**PROVIDED DATA**

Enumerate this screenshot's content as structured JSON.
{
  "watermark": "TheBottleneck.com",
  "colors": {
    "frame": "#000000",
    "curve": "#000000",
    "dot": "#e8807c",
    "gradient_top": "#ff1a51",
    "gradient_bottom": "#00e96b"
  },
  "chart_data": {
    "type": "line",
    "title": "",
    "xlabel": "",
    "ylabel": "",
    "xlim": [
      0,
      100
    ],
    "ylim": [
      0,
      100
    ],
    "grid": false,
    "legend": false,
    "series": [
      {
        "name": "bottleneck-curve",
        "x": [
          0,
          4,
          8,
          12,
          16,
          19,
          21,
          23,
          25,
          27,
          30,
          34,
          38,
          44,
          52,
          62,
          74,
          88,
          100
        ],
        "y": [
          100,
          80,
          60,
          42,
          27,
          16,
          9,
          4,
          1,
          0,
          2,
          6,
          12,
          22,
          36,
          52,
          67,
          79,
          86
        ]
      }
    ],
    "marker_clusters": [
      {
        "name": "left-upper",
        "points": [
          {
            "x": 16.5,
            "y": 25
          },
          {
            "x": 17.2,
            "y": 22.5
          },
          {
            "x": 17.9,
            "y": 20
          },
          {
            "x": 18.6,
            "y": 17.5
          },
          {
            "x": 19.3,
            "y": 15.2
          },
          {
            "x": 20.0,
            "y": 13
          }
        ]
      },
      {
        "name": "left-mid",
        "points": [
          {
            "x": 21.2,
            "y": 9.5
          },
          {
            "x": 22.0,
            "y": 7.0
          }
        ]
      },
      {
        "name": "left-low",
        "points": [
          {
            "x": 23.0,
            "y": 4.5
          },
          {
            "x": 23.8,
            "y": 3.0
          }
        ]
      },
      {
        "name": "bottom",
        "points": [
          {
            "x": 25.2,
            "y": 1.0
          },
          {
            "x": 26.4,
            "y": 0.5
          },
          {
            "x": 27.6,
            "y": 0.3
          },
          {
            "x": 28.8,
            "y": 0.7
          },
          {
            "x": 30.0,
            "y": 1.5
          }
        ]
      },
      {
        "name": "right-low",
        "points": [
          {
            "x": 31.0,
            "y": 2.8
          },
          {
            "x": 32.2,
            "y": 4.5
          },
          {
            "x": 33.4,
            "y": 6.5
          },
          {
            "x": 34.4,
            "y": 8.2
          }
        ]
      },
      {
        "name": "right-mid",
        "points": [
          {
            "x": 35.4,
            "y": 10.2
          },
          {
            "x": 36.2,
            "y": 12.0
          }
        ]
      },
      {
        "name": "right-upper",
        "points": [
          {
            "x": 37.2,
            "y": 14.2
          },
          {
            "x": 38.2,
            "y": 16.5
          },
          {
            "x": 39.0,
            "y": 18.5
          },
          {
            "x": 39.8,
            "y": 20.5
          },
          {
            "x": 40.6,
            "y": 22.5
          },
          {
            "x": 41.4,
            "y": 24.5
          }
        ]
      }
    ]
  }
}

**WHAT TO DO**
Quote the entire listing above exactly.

**SOLUTION BELOW**
Enumerate this screenshot's content as structured JSON.
{
  "watermark": "TheBottleneck.com",
  "colors": {
    "frame": "#000000",
    "curve": "#000000",
    "dot": "#e8807c",
    "gradient_top": "#ff1a51",
    "gradient_bottom": "#00e96b"
  },
  "chart_data": {
    "type": "line",
    "title": "",
    "xlabel": "",
    "ylabel": "",
    "xlim": [
      0,
      100
    ],
    "ylim": [
      0,
      100
    ],
    "grid": false,
    "legend": false,
    "series": [
      {
        "name": "bottleneck-curve",
        "x": [
          0,
          4,
          8,
          12,
          16,
          19,
          21,
          23,
          25,
          27,
          30,
          34,
          38,
          44,
          52,
          62,
          74,
          88,
          100
        ],
        "y": [
          100,
          80,
          60,
          42,
          27,
          16,
          9,
          4,
          1,
          0,
          2,
          6,
          12,
          22,
          36,
          52,
          67,
          79,
          86
        ]
      }
    ],
    "marker_clusters": [
      {
        "name": "left-upper",
        "points": [
          {
            "x": 16.5,
            "y": 25
          },
          {
            "x": 17.2,
            "y": 22.5
          },
          {
            "x": 17.9,
            "y": 20
          },
          {
            "x": 18.6,
            "y": 17.5
          },
          {
            "x": 19.3,
            "y": 15.2
          },
          {
            "x": 20.0,
            "y": 13
          }
        ]
      },
      {
        "name": "left-mid",
        "points": [
          {
            "x": 21.2,
            "y": 9.5
          },
          {
            "x": 22.0,
            "y": 7.0
          }
        ]
      },
      {
        "name": "left-low",
        "points": [
          {
            "x": 23.0,
            "y": 4.5
          },
          {
            "x": 23.8,
            "y": 3.0
          }
        ]
      },
      {
        "name": "bottom",
        "points": [
          {
            "x": 25.2,
            "y": 1.0
          },
          {
            "x": 26.4,
            "y": 0.5
          },
          {
            "x": 27.6,
            "y": 0.3
          },
          {
            "x": 28.8,
            "y": 0.7
          },
          {
            "x": 30.0,
            "y": 1.5
          }
        ]
      },
      {
        "name": "right-low",
        "points": [
          {
            "x": 31.0,
            "y": 2.8
          },
          {
            "x": 32.2,
            "y": 4.5
          },
          {
            "x": 33.4,
            "y": 6.5
          },
          {
            "x": 34.4,
            "y": 8.2
          }
        ]
      },
      {
        "name": "right-mid",
        "points": [
          {
            "x": 35.4,
            "y": 10.2
          },
          {
            "x": 36.2,
            "y": 12.0
          }
        ]
      },
      {
        "name": "right-upper",
        "points": [
          {
            "x": 37.2,
            "y": 14.2
          },
          {
            "x": 38.2,
            "y": 16.5
          },
          {
            "x": 39.0,
            "y": 18.5
          },
          {
            "x": 39.8,
            "y": 20.5
          },
          {
            "x": 40.6,
            "y": 22.5
          },
          {
            "x": 41.4,
            "y": 24.5
          }
        ]
      }
    ]
  }
}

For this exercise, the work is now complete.